**Exercise directions**
Scan the following material for the string "title" and copy each line in which it appears.

**Source information**
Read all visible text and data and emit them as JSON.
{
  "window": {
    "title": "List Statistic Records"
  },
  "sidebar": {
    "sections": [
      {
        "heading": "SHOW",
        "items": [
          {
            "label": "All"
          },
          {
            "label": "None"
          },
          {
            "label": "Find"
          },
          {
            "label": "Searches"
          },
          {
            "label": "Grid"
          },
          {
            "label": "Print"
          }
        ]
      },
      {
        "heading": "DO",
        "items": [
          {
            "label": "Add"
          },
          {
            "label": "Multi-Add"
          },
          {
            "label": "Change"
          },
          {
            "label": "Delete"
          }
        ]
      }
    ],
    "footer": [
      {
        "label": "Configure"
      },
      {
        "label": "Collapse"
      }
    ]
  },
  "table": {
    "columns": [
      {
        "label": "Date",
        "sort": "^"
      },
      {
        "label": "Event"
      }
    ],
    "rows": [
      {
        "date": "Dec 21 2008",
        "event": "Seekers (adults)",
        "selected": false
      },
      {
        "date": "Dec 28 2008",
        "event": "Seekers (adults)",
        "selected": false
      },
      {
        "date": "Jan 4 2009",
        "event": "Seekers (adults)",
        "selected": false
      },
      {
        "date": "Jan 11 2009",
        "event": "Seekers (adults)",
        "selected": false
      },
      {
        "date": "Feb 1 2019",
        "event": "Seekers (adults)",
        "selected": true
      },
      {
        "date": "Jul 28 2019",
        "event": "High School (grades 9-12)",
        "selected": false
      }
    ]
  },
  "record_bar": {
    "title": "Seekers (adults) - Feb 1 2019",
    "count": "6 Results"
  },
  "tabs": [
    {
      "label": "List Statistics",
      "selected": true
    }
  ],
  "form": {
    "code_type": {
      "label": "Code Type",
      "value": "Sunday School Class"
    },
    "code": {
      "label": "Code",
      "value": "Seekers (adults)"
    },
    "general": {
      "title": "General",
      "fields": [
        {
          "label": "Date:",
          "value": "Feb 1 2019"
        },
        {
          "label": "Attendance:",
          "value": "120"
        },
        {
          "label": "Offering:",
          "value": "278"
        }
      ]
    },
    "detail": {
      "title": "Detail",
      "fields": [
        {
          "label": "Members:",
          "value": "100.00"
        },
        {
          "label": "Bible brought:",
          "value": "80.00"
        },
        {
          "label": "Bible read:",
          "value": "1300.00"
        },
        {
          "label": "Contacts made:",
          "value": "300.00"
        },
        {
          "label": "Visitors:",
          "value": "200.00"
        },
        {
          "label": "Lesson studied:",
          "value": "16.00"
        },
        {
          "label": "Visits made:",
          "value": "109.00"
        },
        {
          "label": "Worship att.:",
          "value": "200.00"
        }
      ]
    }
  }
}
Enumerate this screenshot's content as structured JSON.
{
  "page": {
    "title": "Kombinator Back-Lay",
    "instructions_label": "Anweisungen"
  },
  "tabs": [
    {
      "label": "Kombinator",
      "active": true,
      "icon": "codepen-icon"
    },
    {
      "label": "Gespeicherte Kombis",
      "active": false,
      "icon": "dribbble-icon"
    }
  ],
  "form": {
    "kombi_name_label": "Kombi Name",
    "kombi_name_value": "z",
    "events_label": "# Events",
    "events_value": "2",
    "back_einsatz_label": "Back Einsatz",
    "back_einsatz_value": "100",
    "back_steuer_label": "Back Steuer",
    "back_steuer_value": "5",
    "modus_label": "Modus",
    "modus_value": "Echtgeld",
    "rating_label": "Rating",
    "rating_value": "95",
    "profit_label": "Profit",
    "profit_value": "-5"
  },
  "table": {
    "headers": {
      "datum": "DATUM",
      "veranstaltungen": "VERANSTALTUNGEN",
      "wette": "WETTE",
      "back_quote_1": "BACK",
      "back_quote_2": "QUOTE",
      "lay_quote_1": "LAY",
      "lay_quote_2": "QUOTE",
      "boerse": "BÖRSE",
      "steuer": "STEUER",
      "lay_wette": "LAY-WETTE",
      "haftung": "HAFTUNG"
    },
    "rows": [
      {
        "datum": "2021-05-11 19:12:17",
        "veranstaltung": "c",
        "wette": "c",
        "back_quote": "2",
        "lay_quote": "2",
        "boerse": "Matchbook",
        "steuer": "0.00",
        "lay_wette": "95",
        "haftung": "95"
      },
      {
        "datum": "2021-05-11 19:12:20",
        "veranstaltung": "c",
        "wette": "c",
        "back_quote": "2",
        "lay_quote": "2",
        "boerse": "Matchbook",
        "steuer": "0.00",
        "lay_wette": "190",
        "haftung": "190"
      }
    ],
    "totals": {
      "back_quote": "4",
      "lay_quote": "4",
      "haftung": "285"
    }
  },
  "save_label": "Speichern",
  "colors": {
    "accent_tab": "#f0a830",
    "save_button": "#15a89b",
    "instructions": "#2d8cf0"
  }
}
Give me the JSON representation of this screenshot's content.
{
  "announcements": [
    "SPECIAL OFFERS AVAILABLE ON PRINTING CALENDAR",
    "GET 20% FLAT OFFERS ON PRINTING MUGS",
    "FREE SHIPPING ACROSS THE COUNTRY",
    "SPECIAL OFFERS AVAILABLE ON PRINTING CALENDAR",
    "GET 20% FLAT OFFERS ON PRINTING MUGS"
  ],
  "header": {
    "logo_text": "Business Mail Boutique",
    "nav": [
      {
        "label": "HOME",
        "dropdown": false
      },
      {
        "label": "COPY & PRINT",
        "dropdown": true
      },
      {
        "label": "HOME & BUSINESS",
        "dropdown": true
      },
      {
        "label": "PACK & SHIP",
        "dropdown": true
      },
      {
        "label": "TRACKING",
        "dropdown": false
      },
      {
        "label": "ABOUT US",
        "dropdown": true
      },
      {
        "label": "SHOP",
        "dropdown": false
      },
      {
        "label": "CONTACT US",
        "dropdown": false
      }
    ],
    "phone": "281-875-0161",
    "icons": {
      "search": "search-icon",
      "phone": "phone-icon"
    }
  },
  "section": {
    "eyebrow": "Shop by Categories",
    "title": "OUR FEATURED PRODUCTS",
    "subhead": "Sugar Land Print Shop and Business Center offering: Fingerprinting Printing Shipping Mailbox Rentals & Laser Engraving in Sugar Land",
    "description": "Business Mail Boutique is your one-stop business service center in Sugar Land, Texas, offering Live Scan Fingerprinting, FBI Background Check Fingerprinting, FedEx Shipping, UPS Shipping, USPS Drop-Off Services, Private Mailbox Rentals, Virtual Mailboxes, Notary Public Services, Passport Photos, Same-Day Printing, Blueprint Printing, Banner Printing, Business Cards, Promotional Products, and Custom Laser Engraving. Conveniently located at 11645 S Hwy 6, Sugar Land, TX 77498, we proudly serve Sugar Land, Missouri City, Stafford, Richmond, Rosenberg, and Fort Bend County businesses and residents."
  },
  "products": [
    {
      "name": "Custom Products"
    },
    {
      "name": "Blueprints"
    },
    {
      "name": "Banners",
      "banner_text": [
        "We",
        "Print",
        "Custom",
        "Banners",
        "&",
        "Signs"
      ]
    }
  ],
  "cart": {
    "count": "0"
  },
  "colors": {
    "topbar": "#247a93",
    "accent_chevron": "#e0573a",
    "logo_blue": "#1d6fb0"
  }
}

**Exercise response**
    "title": "List Statistic Records"
    "title": "Seekers (adults) - Feb 1 2019",
      "title": "General",
      "title": "Detail",
    "title": "Kombinator Back-Lay",
    "title": "OUR FEATURED PRODUCTS",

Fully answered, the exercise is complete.